(Requirement):
Search the records for the word "screenshot" and pick out every line that has it.

Page and application data records:
◆ ◆ ◆ ◆

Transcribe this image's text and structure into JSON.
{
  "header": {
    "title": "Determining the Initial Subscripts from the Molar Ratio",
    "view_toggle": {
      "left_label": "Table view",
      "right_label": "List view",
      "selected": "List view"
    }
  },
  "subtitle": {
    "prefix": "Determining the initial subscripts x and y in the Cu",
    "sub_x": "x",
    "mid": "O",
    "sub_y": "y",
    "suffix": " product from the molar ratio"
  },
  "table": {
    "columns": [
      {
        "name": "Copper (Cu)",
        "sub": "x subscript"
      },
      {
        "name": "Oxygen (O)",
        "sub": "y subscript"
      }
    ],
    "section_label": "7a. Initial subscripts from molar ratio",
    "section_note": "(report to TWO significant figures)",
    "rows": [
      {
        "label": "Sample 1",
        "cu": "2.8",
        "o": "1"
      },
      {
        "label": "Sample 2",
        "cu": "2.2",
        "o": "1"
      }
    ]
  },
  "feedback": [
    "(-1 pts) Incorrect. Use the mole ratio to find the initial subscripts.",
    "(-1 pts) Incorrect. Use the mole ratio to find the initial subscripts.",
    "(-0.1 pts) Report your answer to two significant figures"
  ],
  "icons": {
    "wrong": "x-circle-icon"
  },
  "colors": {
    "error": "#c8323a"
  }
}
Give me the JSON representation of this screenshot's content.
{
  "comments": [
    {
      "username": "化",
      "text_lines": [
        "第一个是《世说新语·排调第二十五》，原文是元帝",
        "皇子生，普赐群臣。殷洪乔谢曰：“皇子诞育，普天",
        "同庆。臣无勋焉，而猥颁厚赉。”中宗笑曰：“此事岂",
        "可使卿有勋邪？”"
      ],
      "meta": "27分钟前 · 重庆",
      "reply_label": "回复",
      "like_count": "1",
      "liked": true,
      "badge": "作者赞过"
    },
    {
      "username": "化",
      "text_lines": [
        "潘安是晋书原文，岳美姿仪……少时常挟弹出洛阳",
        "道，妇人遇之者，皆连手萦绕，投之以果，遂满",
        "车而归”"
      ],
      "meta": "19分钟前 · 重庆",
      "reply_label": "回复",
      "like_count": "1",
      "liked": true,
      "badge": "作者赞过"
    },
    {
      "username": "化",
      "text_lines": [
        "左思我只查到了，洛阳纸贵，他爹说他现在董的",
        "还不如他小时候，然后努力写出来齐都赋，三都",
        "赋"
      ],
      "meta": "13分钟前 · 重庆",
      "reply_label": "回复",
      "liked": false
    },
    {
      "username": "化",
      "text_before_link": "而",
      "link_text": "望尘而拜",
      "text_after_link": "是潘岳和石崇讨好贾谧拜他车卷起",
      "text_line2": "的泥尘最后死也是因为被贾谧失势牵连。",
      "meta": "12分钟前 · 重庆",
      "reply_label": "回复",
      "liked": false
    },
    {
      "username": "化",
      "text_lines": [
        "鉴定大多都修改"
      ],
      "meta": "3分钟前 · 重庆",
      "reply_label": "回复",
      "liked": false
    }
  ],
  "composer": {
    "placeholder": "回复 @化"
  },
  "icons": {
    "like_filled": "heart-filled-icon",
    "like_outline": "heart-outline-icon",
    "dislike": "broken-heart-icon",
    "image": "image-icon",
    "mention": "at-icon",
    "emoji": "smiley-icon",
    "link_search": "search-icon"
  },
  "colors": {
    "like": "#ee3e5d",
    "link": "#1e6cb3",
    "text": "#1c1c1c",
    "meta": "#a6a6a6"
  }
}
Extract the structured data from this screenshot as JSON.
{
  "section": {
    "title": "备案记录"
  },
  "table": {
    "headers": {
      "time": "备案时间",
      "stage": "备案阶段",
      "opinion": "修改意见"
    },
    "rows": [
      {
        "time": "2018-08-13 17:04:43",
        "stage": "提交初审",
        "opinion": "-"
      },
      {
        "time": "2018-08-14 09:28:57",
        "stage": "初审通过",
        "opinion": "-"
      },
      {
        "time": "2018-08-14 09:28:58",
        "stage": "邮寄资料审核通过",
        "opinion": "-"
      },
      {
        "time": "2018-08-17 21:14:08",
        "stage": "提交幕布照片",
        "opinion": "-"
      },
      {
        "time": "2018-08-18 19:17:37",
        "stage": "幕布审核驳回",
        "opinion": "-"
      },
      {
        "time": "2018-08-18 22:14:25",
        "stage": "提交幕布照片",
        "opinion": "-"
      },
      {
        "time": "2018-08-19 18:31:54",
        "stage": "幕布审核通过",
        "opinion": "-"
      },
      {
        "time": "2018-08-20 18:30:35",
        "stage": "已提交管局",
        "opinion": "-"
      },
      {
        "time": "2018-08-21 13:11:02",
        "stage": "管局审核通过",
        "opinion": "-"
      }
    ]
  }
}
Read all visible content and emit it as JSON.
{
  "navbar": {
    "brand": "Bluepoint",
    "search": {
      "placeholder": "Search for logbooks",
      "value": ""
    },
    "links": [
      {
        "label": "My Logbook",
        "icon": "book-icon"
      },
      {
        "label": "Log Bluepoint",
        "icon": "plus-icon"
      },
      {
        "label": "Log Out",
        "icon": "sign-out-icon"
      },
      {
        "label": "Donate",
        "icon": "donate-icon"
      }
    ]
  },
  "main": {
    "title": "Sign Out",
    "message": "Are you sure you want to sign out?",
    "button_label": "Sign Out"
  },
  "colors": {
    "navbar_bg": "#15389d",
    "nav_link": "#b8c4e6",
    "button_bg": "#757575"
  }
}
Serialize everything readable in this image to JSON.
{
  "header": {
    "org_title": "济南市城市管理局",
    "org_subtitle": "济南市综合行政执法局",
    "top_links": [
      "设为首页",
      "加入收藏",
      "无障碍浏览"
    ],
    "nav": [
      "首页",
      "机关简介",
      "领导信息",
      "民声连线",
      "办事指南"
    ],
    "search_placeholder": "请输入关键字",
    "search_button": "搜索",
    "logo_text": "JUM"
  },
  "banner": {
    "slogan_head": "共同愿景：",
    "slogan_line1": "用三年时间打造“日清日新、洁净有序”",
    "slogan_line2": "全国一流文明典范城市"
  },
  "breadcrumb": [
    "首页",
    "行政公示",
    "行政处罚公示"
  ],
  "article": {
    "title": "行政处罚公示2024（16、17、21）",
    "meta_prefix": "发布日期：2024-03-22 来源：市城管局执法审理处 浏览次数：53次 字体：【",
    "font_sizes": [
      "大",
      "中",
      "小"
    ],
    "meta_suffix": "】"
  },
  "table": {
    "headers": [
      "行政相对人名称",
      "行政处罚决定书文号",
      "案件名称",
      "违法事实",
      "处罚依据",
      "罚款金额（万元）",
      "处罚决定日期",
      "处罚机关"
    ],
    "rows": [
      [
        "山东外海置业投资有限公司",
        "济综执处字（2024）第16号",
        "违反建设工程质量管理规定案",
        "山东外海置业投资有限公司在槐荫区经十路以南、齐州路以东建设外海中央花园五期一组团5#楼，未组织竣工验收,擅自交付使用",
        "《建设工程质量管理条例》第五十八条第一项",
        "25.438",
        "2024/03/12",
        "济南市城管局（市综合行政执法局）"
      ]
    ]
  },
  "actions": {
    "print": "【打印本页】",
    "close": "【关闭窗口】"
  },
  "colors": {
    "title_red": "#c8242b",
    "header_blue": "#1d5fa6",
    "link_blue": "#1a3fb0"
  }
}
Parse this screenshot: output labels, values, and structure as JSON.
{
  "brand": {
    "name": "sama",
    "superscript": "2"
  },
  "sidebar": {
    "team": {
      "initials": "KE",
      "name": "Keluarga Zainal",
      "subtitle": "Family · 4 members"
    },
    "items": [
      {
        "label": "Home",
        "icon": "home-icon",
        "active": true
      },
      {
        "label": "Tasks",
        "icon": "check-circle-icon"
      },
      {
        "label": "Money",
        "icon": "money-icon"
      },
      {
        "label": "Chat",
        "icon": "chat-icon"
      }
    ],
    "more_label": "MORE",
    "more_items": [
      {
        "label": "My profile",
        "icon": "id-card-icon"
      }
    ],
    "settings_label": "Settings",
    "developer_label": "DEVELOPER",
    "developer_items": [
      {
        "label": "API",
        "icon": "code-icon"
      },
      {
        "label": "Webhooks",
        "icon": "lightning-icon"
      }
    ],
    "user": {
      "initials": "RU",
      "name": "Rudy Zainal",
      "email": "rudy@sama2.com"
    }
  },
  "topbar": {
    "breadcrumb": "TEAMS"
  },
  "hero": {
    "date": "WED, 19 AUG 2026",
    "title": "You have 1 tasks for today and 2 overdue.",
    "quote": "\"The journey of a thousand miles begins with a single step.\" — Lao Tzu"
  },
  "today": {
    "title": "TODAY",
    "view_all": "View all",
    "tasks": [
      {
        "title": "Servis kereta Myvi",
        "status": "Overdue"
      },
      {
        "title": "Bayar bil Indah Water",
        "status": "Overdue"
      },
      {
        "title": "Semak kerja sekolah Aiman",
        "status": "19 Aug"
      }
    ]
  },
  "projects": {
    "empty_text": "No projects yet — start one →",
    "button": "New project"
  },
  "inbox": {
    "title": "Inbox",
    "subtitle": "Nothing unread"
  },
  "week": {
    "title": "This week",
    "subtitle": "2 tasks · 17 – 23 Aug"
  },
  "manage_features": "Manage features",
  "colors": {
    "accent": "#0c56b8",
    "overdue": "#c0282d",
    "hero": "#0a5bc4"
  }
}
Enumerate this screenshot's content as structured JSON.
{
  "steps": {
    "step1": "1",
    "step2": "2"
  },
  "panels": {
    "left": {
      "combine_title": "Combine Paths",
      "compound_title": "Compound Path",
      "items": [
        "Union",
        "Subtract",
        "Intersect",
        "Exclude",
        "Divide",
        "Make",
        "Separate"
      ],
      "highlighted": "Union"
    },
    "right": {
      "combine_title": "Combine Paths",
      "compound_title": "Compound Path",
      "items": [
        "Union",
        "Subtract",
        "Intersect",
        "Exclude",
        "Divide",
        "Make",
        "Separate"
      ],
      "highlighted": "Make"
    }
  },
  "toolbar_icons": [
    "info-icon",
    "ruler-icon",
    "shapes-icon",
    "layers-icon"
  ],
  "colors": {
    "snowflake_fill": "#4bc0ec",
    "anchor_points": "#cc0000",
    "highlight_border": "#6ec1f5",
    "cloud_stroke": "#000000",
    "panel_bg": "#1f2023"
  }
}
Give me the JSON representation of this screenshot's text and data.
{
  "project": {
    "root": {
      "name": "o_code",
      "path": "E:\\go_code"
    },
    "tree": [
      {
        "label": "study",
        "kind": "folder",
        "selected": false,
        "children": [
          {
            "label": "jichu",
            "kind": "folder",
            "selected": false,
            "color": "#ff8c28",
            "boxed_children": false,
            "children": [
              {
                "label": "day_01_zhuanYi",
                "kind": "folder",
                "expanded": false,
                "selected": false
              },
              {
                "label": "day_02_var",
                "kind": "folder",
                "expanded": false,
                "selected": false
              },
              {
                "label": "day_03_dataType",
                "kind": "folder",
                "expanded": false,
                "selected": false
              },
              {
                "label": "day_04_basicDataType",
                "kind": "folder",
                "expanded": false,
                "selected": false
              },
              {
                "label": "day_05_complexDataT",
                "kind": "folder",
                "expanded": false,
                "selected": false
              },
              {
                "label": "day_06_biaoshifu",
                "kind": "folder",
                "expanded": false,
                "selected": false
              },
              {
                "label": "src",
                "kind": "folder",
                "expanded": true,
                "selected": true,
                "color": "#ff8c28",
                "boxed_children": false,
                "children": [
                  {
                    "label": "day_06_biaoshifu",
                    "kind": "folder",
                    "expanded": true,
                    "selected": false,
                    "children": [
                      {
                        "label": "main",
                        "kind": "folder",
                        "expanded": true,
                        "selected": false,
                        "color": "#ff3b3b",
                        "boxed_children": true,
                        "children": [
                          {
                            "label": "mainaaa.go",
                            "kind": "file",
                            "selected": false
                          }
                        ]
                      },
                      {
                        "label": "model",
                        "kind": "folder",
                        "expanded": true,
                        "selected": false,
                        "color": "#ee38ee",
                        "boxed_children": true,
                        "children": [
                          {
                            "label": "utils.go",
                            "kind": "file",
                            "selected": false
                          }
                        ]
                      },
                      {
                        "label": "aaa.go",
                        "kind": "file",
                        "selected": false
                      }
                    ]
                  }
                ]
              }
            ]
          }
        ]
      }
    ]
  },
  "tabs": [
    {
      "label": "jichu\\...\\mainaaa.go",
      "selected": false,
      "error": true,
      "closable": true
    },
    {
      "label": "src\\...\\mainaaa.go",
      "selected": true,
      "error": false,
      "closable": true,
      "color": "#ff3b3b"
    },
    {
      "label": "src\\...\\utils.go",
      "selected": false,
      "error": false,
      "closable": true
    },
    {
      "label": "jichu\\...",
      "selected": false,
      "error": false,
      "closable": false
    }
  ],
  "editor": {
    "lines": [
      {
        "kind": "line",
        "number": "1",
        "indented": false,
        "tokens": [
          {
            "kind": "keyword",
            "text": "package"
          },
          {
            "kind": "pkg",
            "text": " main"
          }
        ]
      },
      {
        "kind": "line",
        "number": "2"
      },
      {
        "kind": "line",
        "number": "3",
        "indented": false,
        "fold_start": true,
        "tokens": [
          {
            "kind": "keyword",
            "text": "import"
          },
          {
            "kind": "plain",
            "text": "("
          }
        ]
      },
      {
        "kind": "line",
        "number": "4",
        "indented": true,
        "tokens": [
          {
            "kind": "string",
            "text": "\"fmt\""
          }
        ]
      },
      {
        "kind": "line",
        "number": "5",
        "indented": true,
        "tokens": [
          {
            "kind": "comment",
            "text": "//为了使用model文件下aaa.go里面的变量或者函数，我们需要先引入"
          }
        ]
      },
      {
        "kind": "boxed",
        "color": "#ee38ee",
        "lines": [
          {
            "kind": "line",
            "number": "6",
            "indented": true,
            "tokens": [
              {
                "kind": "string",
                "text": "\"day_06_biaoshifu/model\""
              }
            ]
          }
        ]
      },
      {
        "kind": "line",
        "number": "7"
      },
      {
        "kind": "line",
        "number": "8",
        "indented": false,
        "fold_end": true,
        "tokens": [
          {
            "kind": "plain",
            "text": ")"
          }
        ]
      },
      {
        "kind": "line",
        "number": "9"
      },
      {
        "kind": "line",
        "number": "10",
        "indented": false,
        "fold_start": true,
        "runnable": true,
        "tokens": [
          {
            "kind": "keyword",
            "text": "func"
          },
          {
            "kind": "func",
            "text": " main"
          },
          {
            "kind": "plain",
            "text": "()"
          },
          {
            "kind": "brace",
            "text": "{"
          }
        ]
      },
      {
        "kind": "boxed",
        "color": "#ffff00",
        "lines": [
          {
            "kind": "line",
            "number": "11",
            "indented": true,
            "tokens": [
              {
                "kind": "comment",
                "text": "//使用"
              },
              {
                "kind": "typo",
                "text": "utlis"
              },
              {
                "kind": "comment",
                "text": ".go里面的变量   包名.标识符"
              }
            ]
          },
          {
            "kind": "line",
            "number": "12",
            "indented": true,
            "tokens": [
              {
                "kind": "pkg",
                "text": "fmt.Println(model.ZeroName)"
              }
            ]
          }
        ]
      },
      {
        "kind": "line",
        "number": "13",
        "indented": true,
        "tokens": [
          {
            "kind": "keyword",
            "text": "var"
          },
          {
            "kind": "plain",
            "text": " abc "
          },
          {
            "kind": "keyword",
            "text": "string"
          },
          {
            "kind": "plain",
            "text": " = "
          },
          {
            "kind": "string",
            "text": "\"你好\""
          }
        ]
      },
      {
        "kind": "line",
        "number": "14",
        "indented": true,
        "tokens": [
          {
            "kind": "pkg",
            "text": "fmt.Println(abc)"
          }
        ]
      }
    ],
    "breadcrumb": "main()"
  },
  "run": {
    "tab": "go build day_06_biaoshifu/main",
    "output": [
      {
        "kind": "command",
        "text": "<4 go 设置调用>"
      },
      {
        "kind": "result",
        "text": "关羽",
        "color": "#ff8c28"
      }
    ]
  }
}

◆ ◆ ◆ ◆

(Written answer):
Give me the JSON representation of this screenshot's content.
Extract the structured data from this screenshot as JSON.
Parse this screenshot: output labels, values, and structure as JSON.
Enumerate this screenshot's content as structured JSON.
Give me the JSON representation of this screenshot's text and data.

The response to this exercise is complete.